I shared it with a friend of mine after having walked through the Grunewald, and the wine was excellent. Yes, Brandenburg is also a wine region, and some of the wines are quite good.

 

 

A Swiss butterfly – from Wroclaw to Berlin

End of August 2021, I am on the road to Berlin, via Slovakia and Poland. 

My route begins in Slovakia: Bratislava – Trnava – Nitra – Žilina – Strečno and Terchová – Dolny KubinPodbiel and Tvrdošín. It continues in Poland: Wilkowisko – Kraków – Szklarska PorębaWroclaw, and now I am driving to Berlin, via Cottbus and Luckau. 

 

From Wroclaw to Cottbus

The highway E65 from Wroclaw through Poland to Dresden is very busy; even on a Saturday it is full of trucks. I leave this busy highway to catch the E36 to Cottbus. The E36 is under construction. One track has been completed and provides two-way traffic.

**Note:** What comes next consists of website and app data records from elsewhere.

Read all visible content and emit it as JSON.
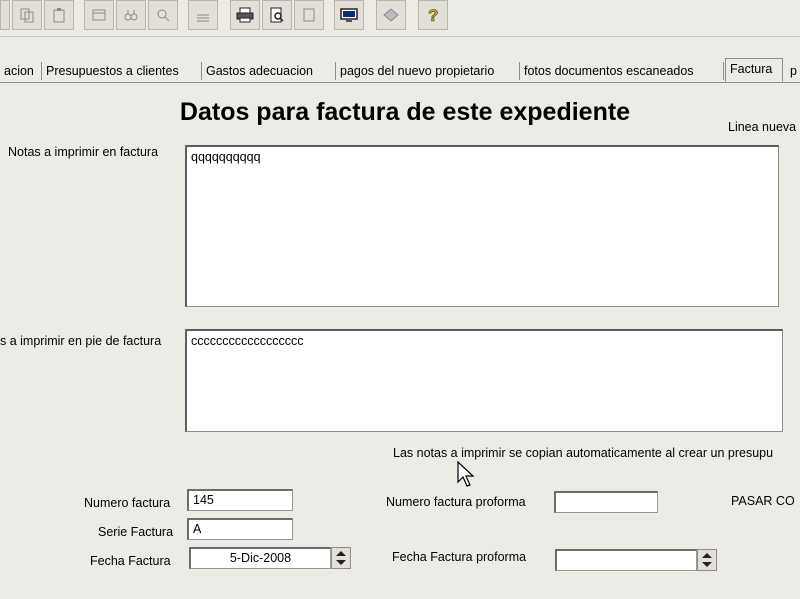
{
  "toolbar": {
    "icons": [
      "copy-icon",
      "paste-icon",
      "window-icon",
      "binoculars-icon",
      "search-icon",
      "document-icon",
      "printer-icon",
      "print-preview-icon",
      "blank-page-icon",
      "monitor-icon",
      "eraser-icon",
      "help-icon"
    ]
  },
  "tabs": [
    "acion",
    "Presupuestos a clientes",
    "Gastos adecuacion",
    "pagos del nuevo propietario",
    "fotos documentos escaneados",
    "Factura",
    "p"
  ],
  "active_tab": "Factura",
  "page_title": "Datos para factura de este expediente",
  "linea_nueva_label": "Linea nueva",
  "notes": {
    "label": "Notas a imprimir en factura",
    "value": "qqqqqqqqqq"
  },
  "footer_notes": {
    "label": "s a imprimir en pie de factura",
    "value": "cccccccccccccccccc"
  },
  "info_text": "Las notas a imprimir se copian automaticamente al crear un presupu",
  "numero_factura": {
    "label": "Numero factura",
    "value": "145"
  },
  "serie_factura": {
    "label": "Serie Factura",
    "value": "A"
  },
  "fecha_factura": {
    "label": "Fecha Factura",
    "value": "5-Dic-2008"
  },
  "numero_proforma": {
    "label": "Numero factura proforma",
    "value": ""
  },
  "fecha_proforma": {
    "label": "Fecha Factura proforma",
    "value": ""
  },
  "pasar_label": "PASAR CO"
}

I reach Cottbus shortly before lunch time. I am in Germany now. No one takes notice of me at the border; I hardly notice crossing it.

Source: Google maps

 

Lunch at Luckau

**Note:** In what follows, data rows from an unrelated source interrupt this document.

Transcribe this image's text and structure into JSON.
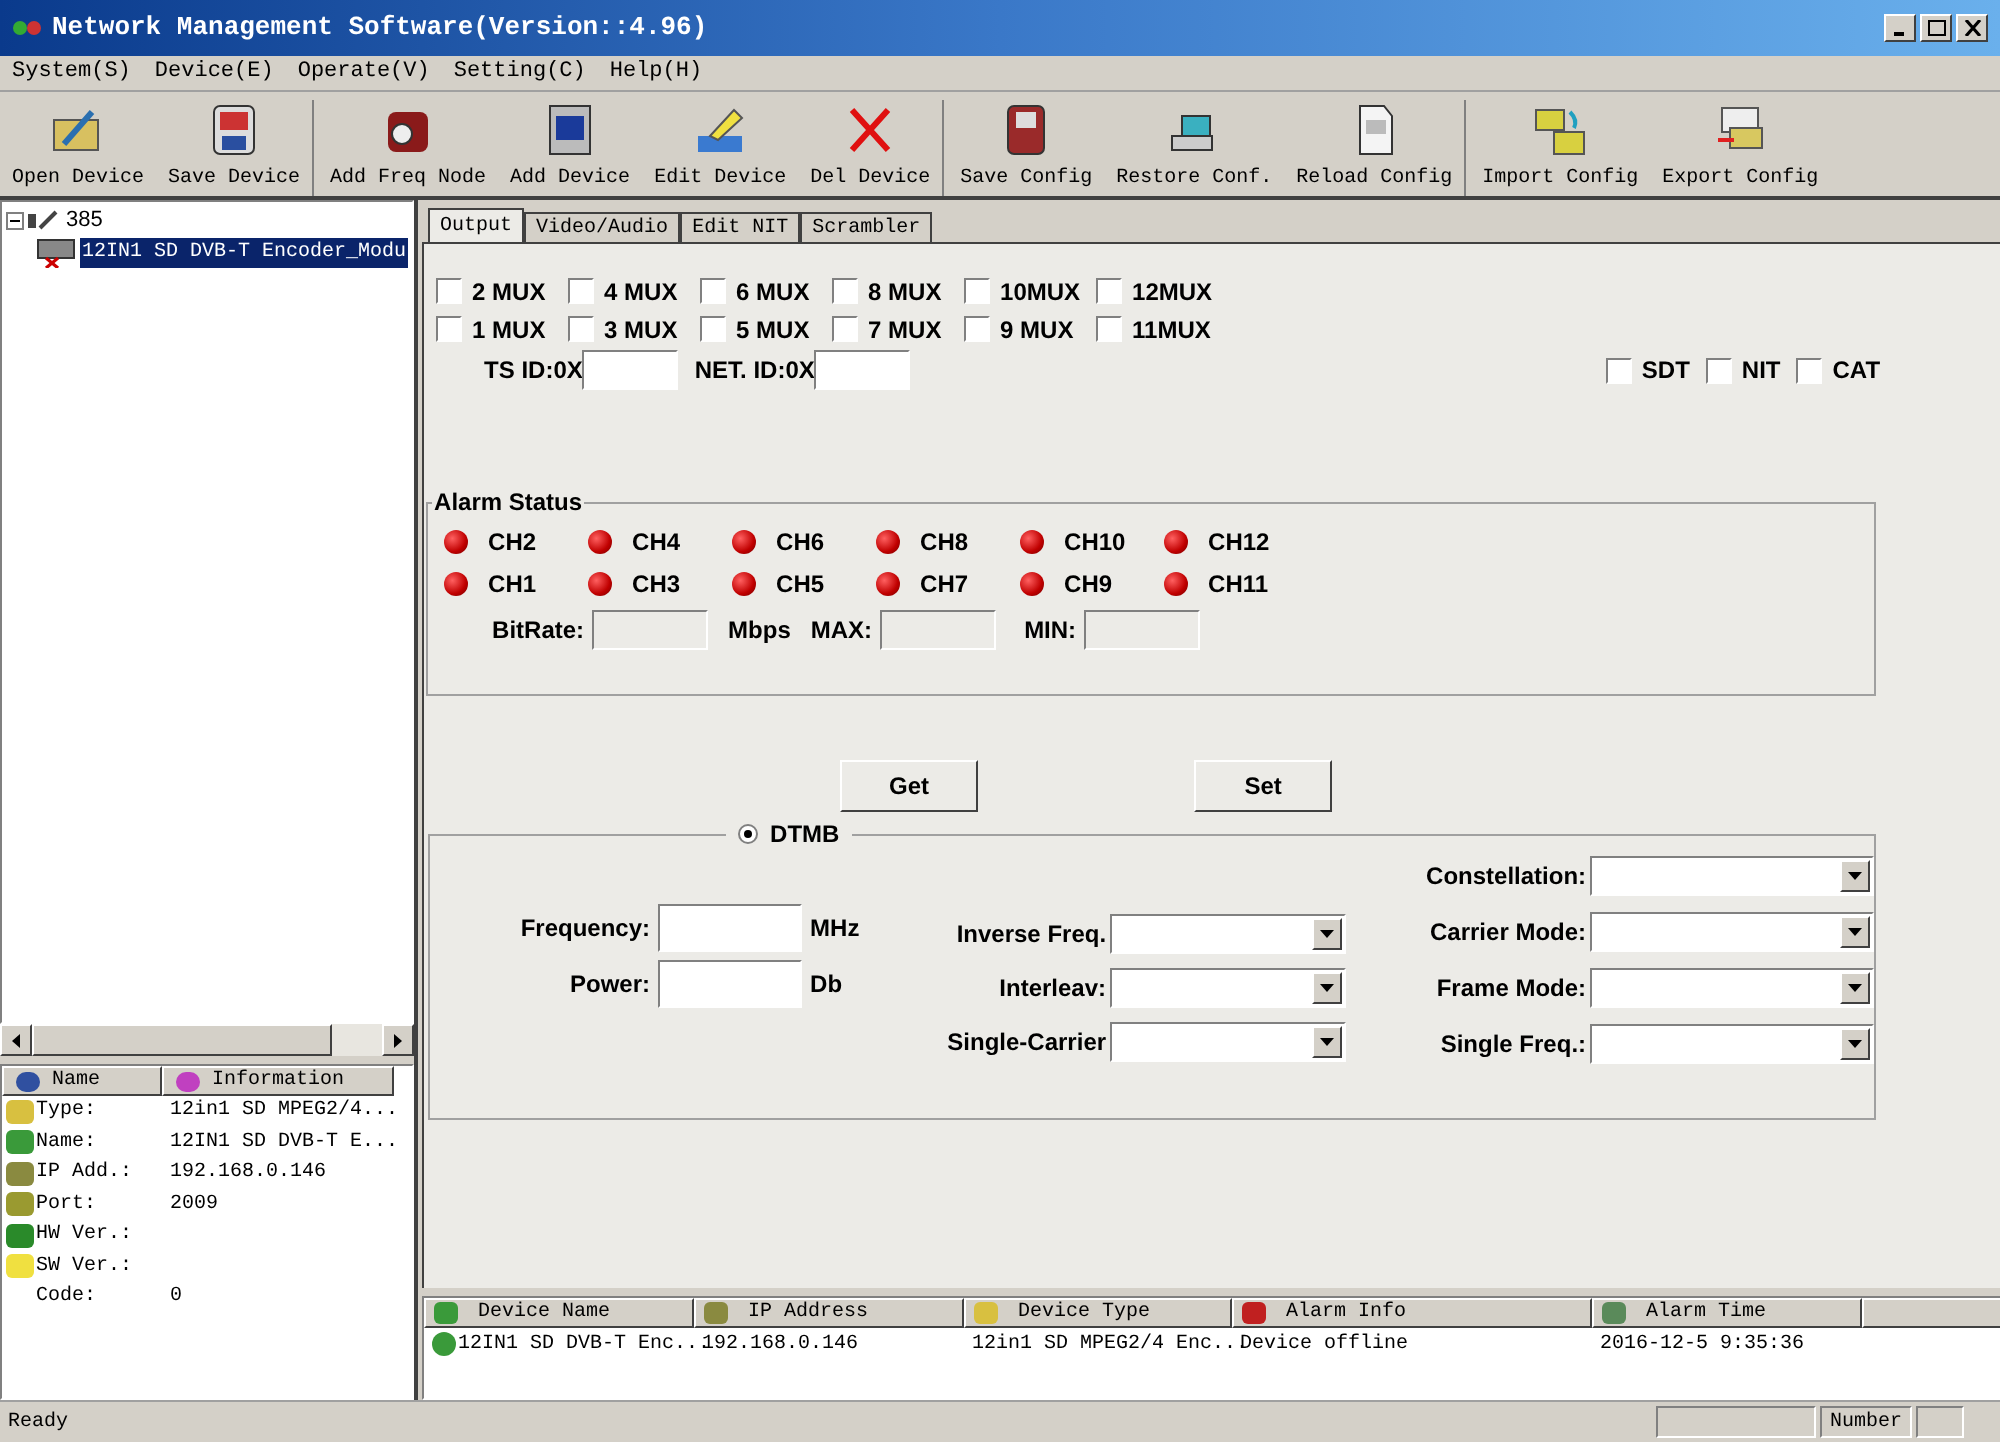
{
  "window": {
    "title": "Network Management Software(Version::4.96)"
  },
  "menu": [
    "System(S)",
    "Device(E)",
    "Operate(V)",
    "Setting(C)",
    "Help(H)"
  ],
  "toolbar": [
    [
      {
        "label": "Open Device"
      },
      {
        "label": "Save Device"
      }
    ],
    [
      {
        "label": "Add Freq Node"
      },
      {
        "label": "Add Device"
      },
      {
        "label": "Edit Device"
      },
      {
        "label": "Del Device"
      }
    ],
    [
      {
        "label": "Save Config"
      },
      {
        "label": "Restore Conf."
      },
      {
        "label": "Reload Config"
      }
    ],
    [
      {
        "label": "Import Config"
      },
      {
        "label": "Export Config"
      }
    ]
  ],
  "tree": [
    {
      "label": "385",
      "expanded": true,
      "selected": false,
      "children": [
        {
          "label": "12IN1 SD DVB-T Encoder_Modu",
          "selected": true
        }
      ]
    }
  ],
  "properties": {
    "columns": [
      "Name",
      "Information"
    ],
    "rows": [
      {
        "name": "Type:",
        "value": "12in1 SD MPEG2/4..."
      },
      {
        "name": "Name:",
        "value": "12IN1 SD DVB-T E..."
      },
      {
        "name": "IP Add.:",
        "value": "192.168.0.146"
      },
      {
        "name": "Port:",
        "value": "2009"
      },
      {
        "name": "HW Ver.:"
      },
      {
        "name": "SW Ver.:"
      },
      {
        "name": "Code:",
        "value": "0"
      }
    ]
  },
  "tabs": [
    {
      "label": "Output",
      "selected": true
    },
    {
      "label": "Video/Audio",
      "selected": false
    },
    {
      "label": "Edit NIT",
      "selected": false
    },
    {
      "label": "Scrambler",
      "selected": false
    }
  ],
  "mux_rows": [
    [
      {
        "label": "2 MUX",
        "checked": false
      },
      {
        "label": "4 MUX",
        "checked": false
      },
      {
        "label": "6 MUX",
        "checked": false
      },
      {
        "label": "8 MUX",
        "checked": false
      },
      {
        "label": "10MUX",
        "checked": false
      },
      {
        "label": "12MUX",
        "checked": false
      }
    ],
    [
      {
        "label": "1 MUX",
        "checked": false
      },
      {
        "label": "3 MUX",
        "checked": false
      },
      {
        "label": "5 MUX",
        "checked": false
      },
      {
        "label": "7 MUX",
        "checked": false
      },
      {
        "label": "9 MUX",
        "checked": false
      },
      {
        "label": "11MUX",
        "checked": false
      }
    ]
  ],
  "ts_id": {
    "label": "TS ID:0X"
  },
  "net_id": {
    "label": "NET. ID:0X"
  },
  "tables": [
    {
      "label": "SDT",
      "checked": false
    },
    {
      "label": "NIT",
      "checked": false
    },
    {
      "label": "CAT",
      "checked": false
    }
  ],
  "alarm_status": {
    "title": "Alarm Status",
    "rows": [
      [
        {
          "label": "CH2",
          "alarm": true
        },
        {
          "label": "CH4",
          "alarm": true
        },
        {
          "label": "CH6",
          "alarm": true
        },
        {
          "label": "CH8",
          "alarm": true
        },
        {
          "label": "CH10",
          "alarm": true
        },
        {
          "label": "CH12",
          "alarm": true
        }
      ],
      [
        {
          "label": "CH1",
          "alarm": true
        },
        {
          "label": "CH3",
          "alarm": true
        },
        {
          "label": "CH5",
          "alarm": true
        },
        {
          "label": "CH7",
          "alarm": true
        },
        {
          "label": "CH9",
          "alarm": true
        },
        {
          "label": "CH11",
          "alarm": true
        }
      ]
    ],
    "bitrate_label": "BitRate:",
    "unit": "Mbps",
    "max_label": "MAX:",
    "min_label": "MIN:"
  },
  "buttons": [
    "Get",
    "Set"
  ],
  "dtmb": {
    "label": "DTMB",
    "selected": true,
    "frequency": {
      "label": "Frequency:",
      "unit": "MHz"
    },
    "power": {
      "label": "Power:",
      "unit": "Db"
    },
    "middle": [
      "Inverse Freq.",
      "Interleav:",
      "Single-Carrier"
    ],
    "right": [
      "Constellation:",
      "Carrier Mode:",
      "Frame Mode:",
      "Single Freq.:"
    ]
  },
  "device_list": {
    "columns": [
      "Device Name",
      "IP Address",
      "Device Type",
      "Alarm Info",
      "Alarm Time"
    ],
    "rows": [
      [
        "12IN1 SD DVB-T Enc...",
        "192.168.0.146",
        "12in1 SD MPEG2/4 Enc...",
        "Device offline",
        "2016-12-5 9:35:36"
      ]
    ]
  },
  "status_bar": {
    "text": "Ready",
    "panels": [
      "Number"
    ]
  }
}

From Luckau, I keep wonderful  memories. I had lunch at the Ratskeller in 2018. Now I take the detour to enjoy an excellent lunch again: Potatoes with curd cheese and linseed oil and, as a dessert, the sweet pancakes called “Plinsen”, both typical local dishes.  

The restaurant keeper is still the same as in 2018; he has worked in Zurich and enjoys remembering his years in Switzerland. 

The market square has undergone a thorough renovation to be a cosy place for pedestrians; …

… the red and white barriers are about to disappear. 

The restaurant owner is happy that the works will soon be accomplished. 

I continue my way to Berlin, my mother town. I arrive, feel at home and have another excellent dish, now at my favourite Vietnamese restaurant Viet Koch BBQ at the Breitenbachplatz. 

 

I will stay in Berlin for about ten days.

 

Remembering Luckau in 2018

In summer 2018, I visited Luckau with a friend of mine. Standing in front of the Ratskeller, we debated, whether we should eat here – it was lunch time. The owner heard us speak Swiss German and asked us in. He had worked in Switzerland for some years and he loved to hear our dialect.

We entered – what a good choice!

I had “Lausitzer Leibgerichte” (Lausitzer favourites): Fried trout filet, regional curd with horse radish and linseed oil, aspic of pickled pork knuckle,  pickled gherkins, corniness (or schmalz) with apple and onion. It was delicious.

With our dishes we had a glass of local wine, Marbachs Wolfshügel. I had a mouthful – not more, as I was driving; we took the rest of the bottle with us.

After lunch, we strolled through the small town. 

Just next to the Ratskeller is the Georgenkapelle (Chapel of Saint George, also called Hausmannsturm), built around 1200 in late Romanic style. Until the reformation in the 16th century, it was a chapel . In 1679 the tower was enhanced to 47m; it was now the seat of the city guard. Since 1969 the tower has been used as a festival hall. (Source: Information plate).  

Building the church of Saint Nicolas (Nikolai Kirche) started in the early 13th century. After a fire, the church was rebuilt around 1400, in gothic style now. After another fire in 1644, the interior was renovated in baroque style (a rarity in protestant Brandenburg; source: Information plate).  

The moat and the town fortification have been well preserved and provide a nice stroll around the city. 

Luckau has an 800 year long tradition of growing wine that halted in 1926. It has now been reactivated. This is castle hill vineyard that was renewed in the year 2000. 

Jürgen Rietze owns a vineyard west of Luckau. We met him working here. After the fall of the iron curtain, he learnt the wine business in the Stuttgart region. In 2005, he returned and started his own vineyard  in Luckau. In 2012, he was included in the wine guide of Berlin. He is proud of his vineyard – he points out that it is facing south. We frown. He laughs. Well, you, being Swiss, might have steeper slopes, here we are in Brandenburg, he adds. Yes, looking at the vineyard carefully, I can see, it is slightly slanting. I would love to try his wine, but he has no bottle for us right now.

Now, three years later, in 2021, I have returned to the welcoming little town Luckau, and I hope to return soon again with my long-year friend from Berlin.

 

Sources: